Generally the politicians come from the “one percent”, that’s who’s running the country primarily. The Occupy movement really showed that, but you’ve got a much larger bank of people to choose from when you go for the “99 percent”. There are more poor people in this country than anything else. One of the problems is they’re not being fully educated and that’s a big problem because you’re not using the full resources. But the smartest people are of course going to be in the largest segment of the population, and that’s the poorer part.
Are there any parallels between Occupy and your story?
I think that Occupy Wall Street is saying that Wall Street’s corrupt; that Wall Street are thieves, and it’s all wrong.

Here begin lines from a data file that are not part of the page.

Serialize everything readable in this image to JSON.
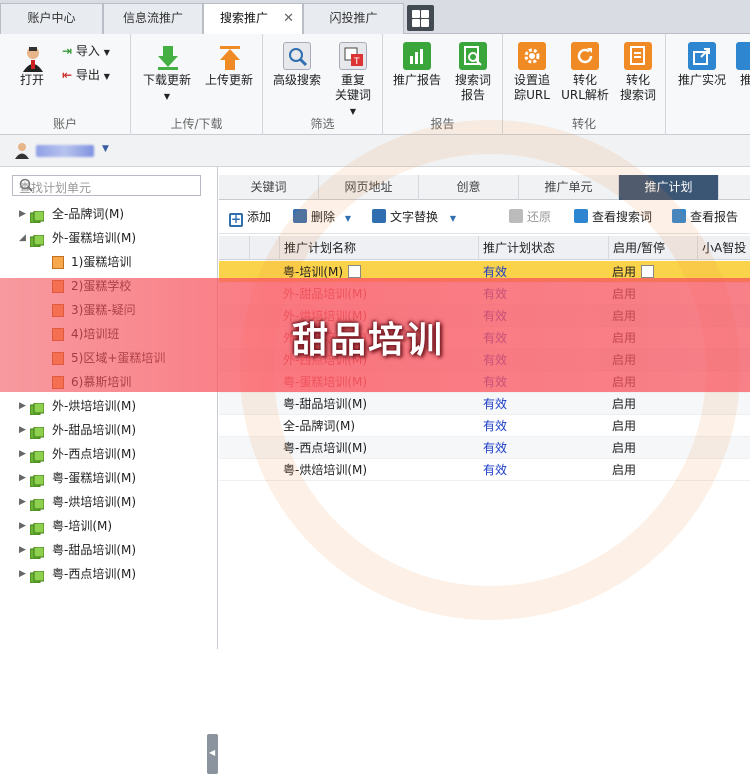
{
  "tabs": [
    "账户中心",
    "信息流推广",
    "搜索推广",
    "闪投推广"
  ],
  "ribbon": {
    "account": {
      "open": "打开",
      "import": "导入",
      "export": "导出",
      "label": "账户"
    },
    "updown": {
      "download": "下载更新",
      "upload": "上传更新",
      "label": "上传/下载"
    },
    "filter": {
      "advanced": "高级搜索",
      "dup1": "重复",
      "dup2": "关键词",
      "label": "筛选"
    },
    "report": {
      "promo": "推广报告",
      "search1": "搜索词",
      "search2": "报告",
      "label": "报告"
    },
    "convert": {
      "track1": "设置追",
      "track2": "踪URL",
      "url1": "转化",
      "url2": "URL解析",
      "word1": "转化",
      "word2": "搜索词",
      "label": "转化"
    },
    "live": {
      "live": "推广实况",
      "more": "推"
    }
  },
  "account_name": "",
  "search_placeholder": "查找计划单元",
  "tree": [
    {
      "label": "全-品牌词(M)"
    },
    {
      "label": "外-蛋糕培训(M)"
    },
    {
      "label": "1)蛋糕培训"
    },
    {
      "label": "2)蛋糕学校"
    },
    {
      "label": "3)蛋糕-疑问"
    },
    {
      "label": "4)培训班"
    },
    {
      "label": "5)区域+蛋糕培训"
    },
    {
      "label": "6)慕斯培训"
    },
    {
      "label": "外-烘培培训(M)"
    },
    {
      "label": "外-甜品培训(M)"
    },
    {
      "label": "外-西点培训(M)"
    },
    {
      "label": "粤-蛋糕培训(M)"
    },
    {
      "label": "粤-烘培培训(M)"
    },
    {
      "label": "粤-培训(M)"
    },
    {
      "label": "粤-甜品培训(M)"
    },
    {
      "label": "粤-西点培训(M)"
    }
  ],
  "right_tabs": [
    "关键词",
    "网页地址",
    "创意",
    "推广单元",
    "推广计划"
  ],
  "toolbar": {
    "add": "添加",
    "delete": "删除",
    "replace": "文字替换",
    "restore": "还原",
    "view_search": "查看搜索词",
    "view_report": "查看报告"
  },
  "columns": [
    "推广计划名称",
    "推广计划状态",
    "启用/暂停",
    "小A智投"
  ],
  "rows": [
    {
      "name": "粤-培训(M)",
      "status": "有效",
      "state": "启用"
    },
    {
      "name": "外-甜品培训(M)",
      "status": "有效",
      "state": "启用"
    },
    {
      "name": "外-烘培培训(M)",
      "status": "有效",
      "state": "启用"
    },
    {
      "name": "外-蛋糕培训(M)",
      "status": "有效",
      "state": "启用"
    },
    {
      "name": "外-西点培训(M)",
      "status": "有效",
      "state": "启用"
    },
    {
      "name": "粤-蛋糕培训(M)",
      "status": "有效",
      "state": "启用"
    },
    {
      "name": "粤-甜品培训(M)",
      "status": "有效",
      "state": "启用"
    },
    {
      "name": "全-品牌词(M)",
      "status": "有效",
      "state": "启用"
    },
    {
      "name": "粤-西点培训(M)",
      "status": "有效",
      "state": "启用"
    },
    {
      "name": "粤-烘焙培训(M)",
      "status": "有效",
      "state": "启用"
    }
  ],
  "banner": "甜品培训",
  "colors": {
    "selected_row": "#fbd34a",
    "active_tab": "#3b5675",
    "status_blue": "#1a3cc8",
    "banner": "#f0505a"
  }
}
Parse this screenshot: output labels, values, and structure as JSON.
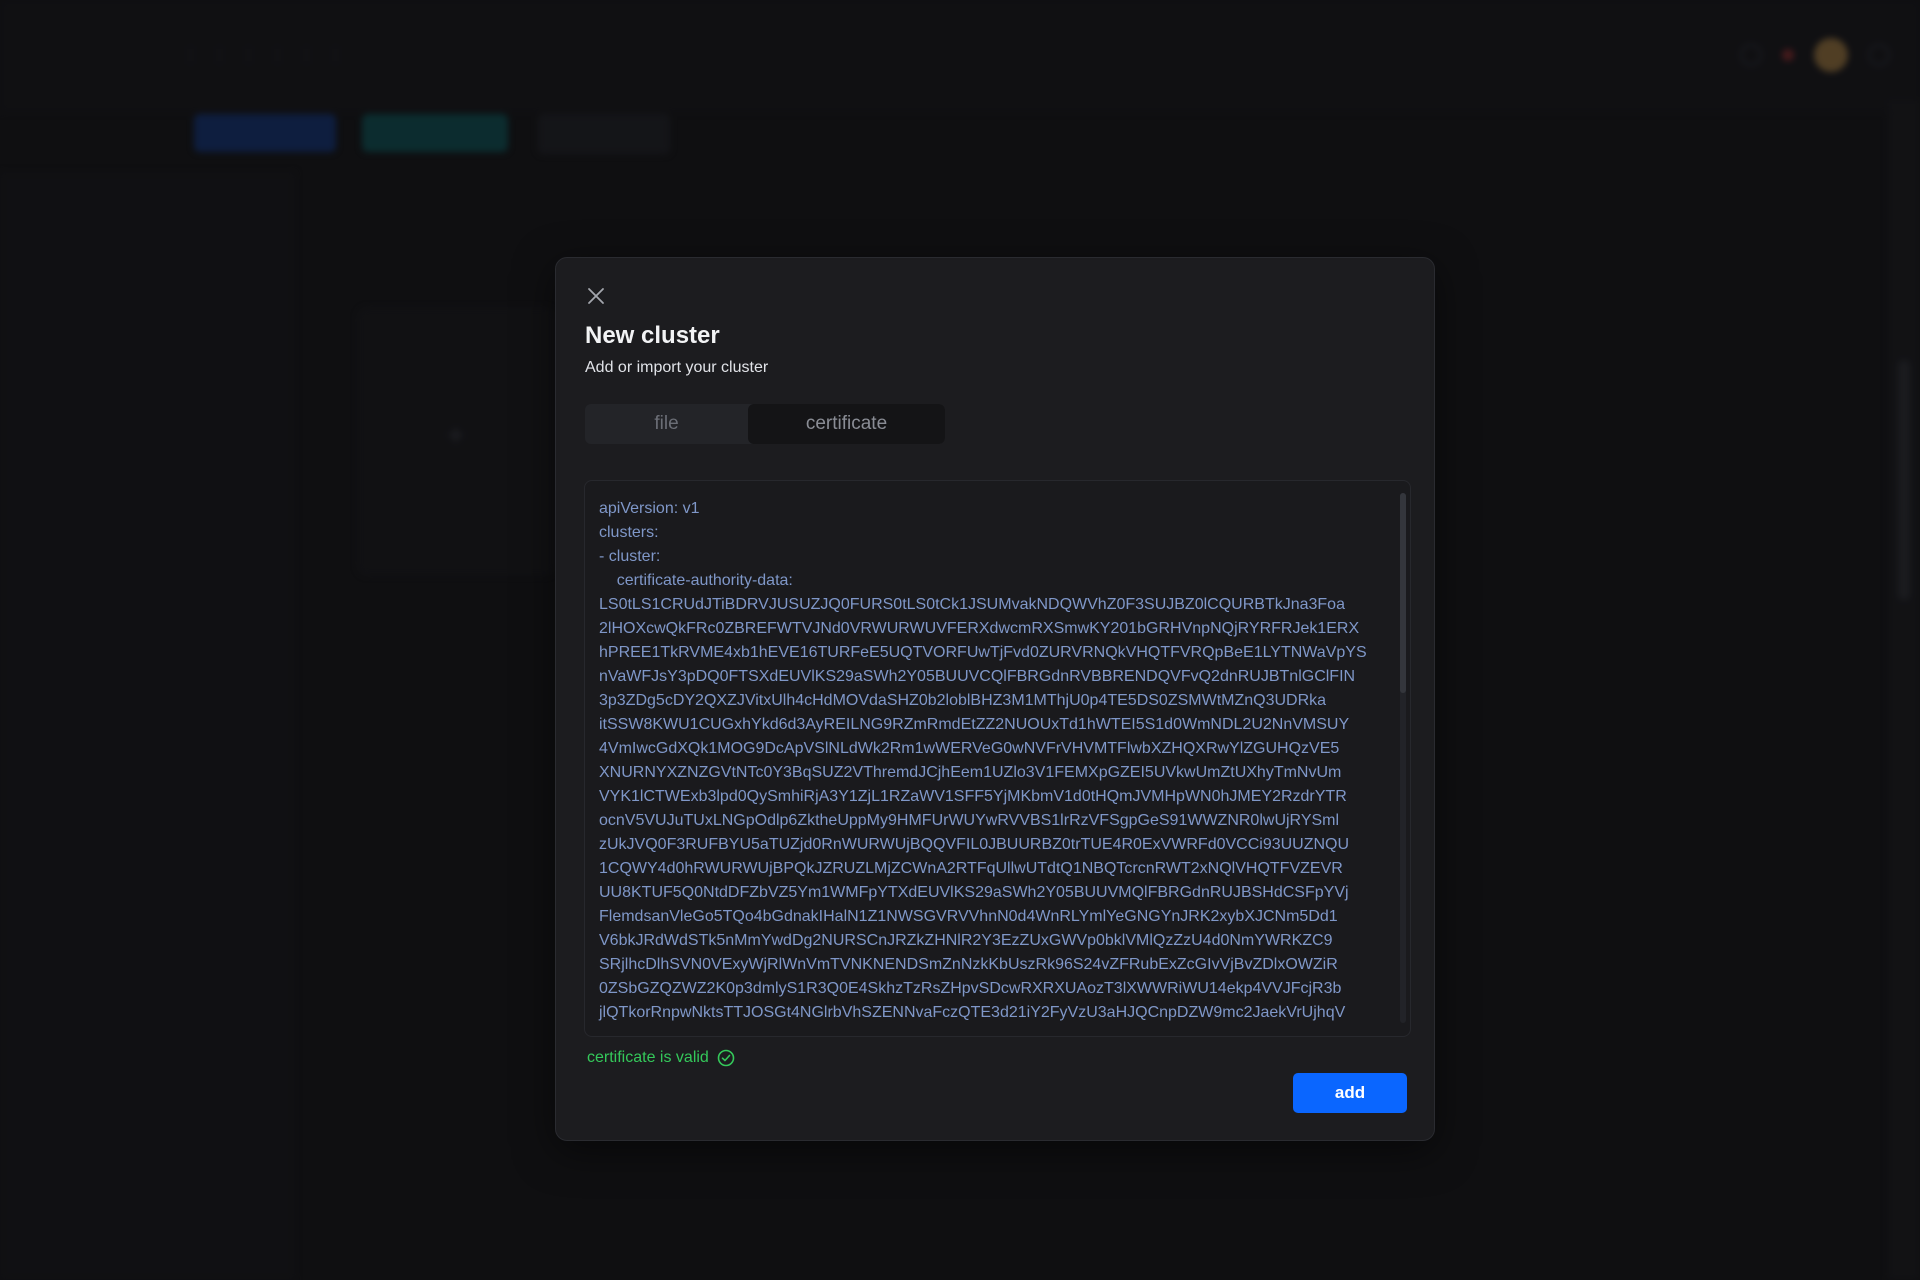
{
  "modal": {
    "title": "New cluster",
    "subtitle": "Add or import your cluster",
    "tabs": [
      {
        "label": "file",
        "active": false
      },
      {
        "label": "certificate",
        "active": true
      }
    ],
    "editor": {
      "lines": [
        "apiVersion: v1",
        "clusters:",
        "- cluster:",
        "    certificate-authority-data:",
        "LS0tLS1CRUdJTiBDRVJUSUZJQ0FURS0tLS0tCk1JSUMvakNDQWVhZ0F3SUJBZ0lCQURBTkJna3Foa",
        "2lHOXcwQkFRc0ZBREFWTVJNd0VRWURWUVFERXdwcmRXSmwKY201bGRHVnpNQjRYRFRJek1ERX",
        "hPREE1TkRVME4xb1hEVE16TURFeE5UQTVORFUwTjFvd0ZURVRNQkVHQTFVRQpBeE1LYTNWaVpYS",
        "nVaWFJsY3pDQ0FTSXdEUVlKS29aSWh2Y05BUUVCQlFBRGdnRVBBRENDQVFvQ2dnRUJBTnlGClFIN",
        "3p3ZDg5cDY2QXZJVitxUlh4cHdMOVdaSHZ0b2loblBHZ3M1MThjU0p4TE5DS0ZSMWtMZnQ3UDRka",
        "itSSW8KWU1CUGxhYkd6d3AyREILNG9RZmRmdEtZZ2NUOUxTd1hWTEI5S1d0WmNDL2U2NnVMSUY",
        "4VmIwcGdXQk1MOG9DcApVSlNLdWk2Rm1wWERVeG0wNVFrVHVMTFlwbXZHQXRwYlZGUHQzVE5",
        "XNURNYXZNZGVtNTc0Y3BqSUZ2VThremdJCjhEem1UZlo3V1FEMXpGZEI5UVkwUmZtUXhyTmNvUm",
        "VYK1lCTWExb3lpd0QySmhiRjA3Y1ZjL1RZaWV1SFF5YjMKbmV1d0tHQmJVMHpWN0hJMEY2RzdrYTR",
        "ocnV5VUJuTUxLNGpOdlp6ZktheUppMy9HMFUrWUYwRVVBS1lrRzVFSgpGeS91WWZNR0lwUjRYSml",
        "zUkJVQ0F3RUFBYU5aTUZjd0RnWURWUjBQQVFIL0JBUURBZ0trTUE4R0ExVWRFd0VCCi93UUZNQU",
        "1CQWY4d0hRWURWUjBPQkJZRUZLMjZCWnA2RTFqUllwUTdtQ1NBQTcrcnRWT2xNQlVHQTFVZEVR",
        "UU8KTUF5Q0NtdDFZbVZ5Ym1WMFpYTXdEUVlKS29aSWh2Y05BUUVMQlFBRGdnRUJBSHdCSFpYVj",
        "FlemdsanVleGo5TQo4bGdnakIHalN1Z1NWSGVRVVhnN0d4WnRLYmlYeGNGYnJRK2xybXJCNm5Dd1",
        "V6bkJRdWdSTk5nMmYwdDg2NURSCnJRZkZHNlR2Y3EzZUxGWVp0bklVMlQzZzU4d0NmYWRKZC9",
        "SRjlhcDlhSVN0VExyWjRlWnVmTVNKNENDSmZnNzkKbUszRk96S24vZFRubExZcGIvVjBvZDlxOWZiR",
        "0ZSbGZQZWZ2K0p3dmlyS1R3Q0E4SkhzTzRsZHpvSDcwRXRXUAozT3lXWWRiWU14ekp4VVJFcjR3b",
        "jlQTkorRnpwNktsTTJOSGt4NGlrbVhSZENNvaFczQTE3d21iY2FyVzU3aHJQCnpDZW9mc2JaekVrUjhqV"
      ]
    },
    "status": {
      "text": "certificate is valid",
      "color": "#34c85a",
      "icon": "check-circle-icon"
    },
    "add_label": "add",
    "accent": "#0a66ff"
  }
}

I think I felt in basically a mainstream movie —which is what I was trying to make here— I kept a spin of humor on Grant, but Grant is basically articulating the Occupy Wall Street position. I wrote this before Occupy, but the sentiments of Occupy and my views are very similar, you know? These views have been around a while, ha. I think also the idea of power and perspective coming from the lower “99 percent” is something I’d subscribe to.
Moving toward the story again. The dynamic between Grant and Phil, do you think there’s any way Grant could have done what he did without Phil?
I think they really needed each other. I think they equally needed each other. Phil needed Grant’s vision and energy and hopefulness, and Grant really need Phil’s smarts and savvy and discipline and down-to-earthness haha.
It really speaks to the fact that none of us can do this alone, that there are no superheroes. There are people working together, and that’s the way you get things done. I mean, that’s the way you do it. I do enjoy some of these superhero movies, but more and more I think they don’t move us in the right direction about how you solve problems.
Kind of odd because [your daughter] Maggie was in Batman.
Haha, yeah. But she didn’t play a superhero! Wait, and she died!
Ha, Good point! By the way, you were talking about how you don’t think you’d ever work with your children Maggie or Jake, but do you want to?
They’re spectacular actors, I’d love to work with them. But I’d rather be their dad, that’s more important or delightful to me. There is no second-place in life next to being a parent. That’s it, and then everything else is way back there somewhere. And then being a grandparent.
It makes you just fall in love with human beings that you can’t imagine ever happening. Yeah, I’d love to work with them, but not at the expense of being a dad.
Finally, there was one comment on IMDB saying they were expecting a serious political statement. Which it does do by saying something like a monorail can make a big difference. But I also feel, like you wrote in your director’s note, “laugh, cry, vote for the little guy,” is your statement to promote people to speak their voice?
The whole idea is just jump in. Fail. Jump in, just get off the sofa.
I talk to these candidates we’ve been spotlighting and they go “I’m terrified the first time I went out to knock on doors! But I did it and it was cool, just connecting with people”. And it’s hard to connect with people. It seems like it’s easier to do nothing and just be cool, but it’s actually the hardest thing to do at all, because then you become lonely and isolated.
But really, for all the wrong reasons, it doesn’t matter, jump into it and connect with people. And go for something you believe in, even if you half-believe in it, go for it and you’ll learn something.
Everyone I’ve talked to who runs for office says the same thing— “It’s profoundly invigorating.”
Trackback from your site.